period, that you have not told us about.
At issue, then, is whether you saw signs -- starting about 6 months or a year into your relationship -- of her having anger issues, irrational jealousy, lack of impulse control, or difficulty controlling her emotions. If so, it would be worth discussing this with your psych. If you're interested, Frank, I describe the differences I've seen between the typical behaviors of bipolar-1 sufferers (e.g., my foster son) and BPDers (e.g., my exW) at 12 Bipolar/BPD Differences
. I also provide a more detailed list of red flags for BPD at 18 BPD Warning Signs
I'll certainly be asking about BPD when the P-doc gets back to me, though!
That is worth a try, Frank. Yet, if you really did see her exhibiting strong BPD warning signs during that early "perfect" period, I would recommend you see YOUR OWN psychologist for a visit or two to obtain a candid professional opinion.
As I discuss at Loath to Diagnose
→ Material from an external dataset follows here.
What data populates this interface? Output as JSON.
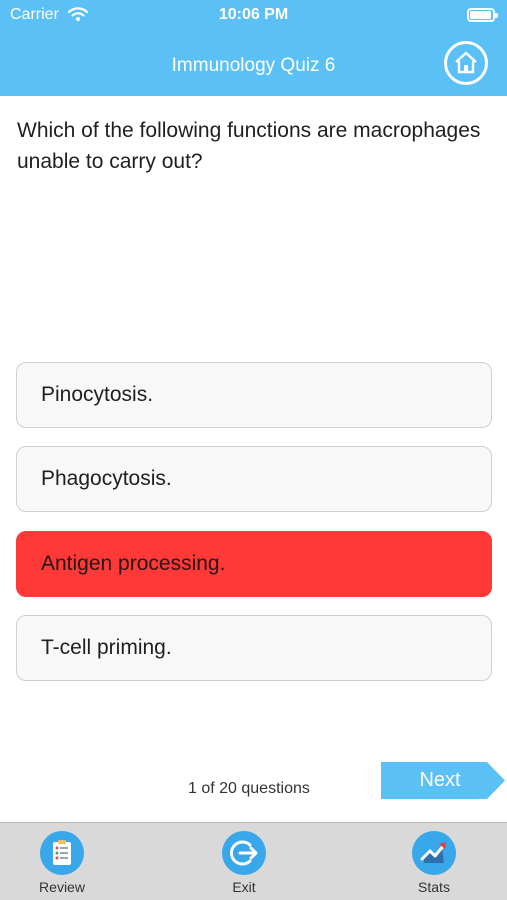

, there are many reasons why psychologists generally are very reluctant to tell a client (much less tell her H or her insurance company) she "has BPD" -- even when that is the obvious diagnosis. Moreover, that diagnosis usually is not obvious to a psych who is seeing her for only 50 minutes every week or two. Arriving at that diagnosis can be difficult because it may take the psychologist two years to see BPD traits that the spouse sees all week long.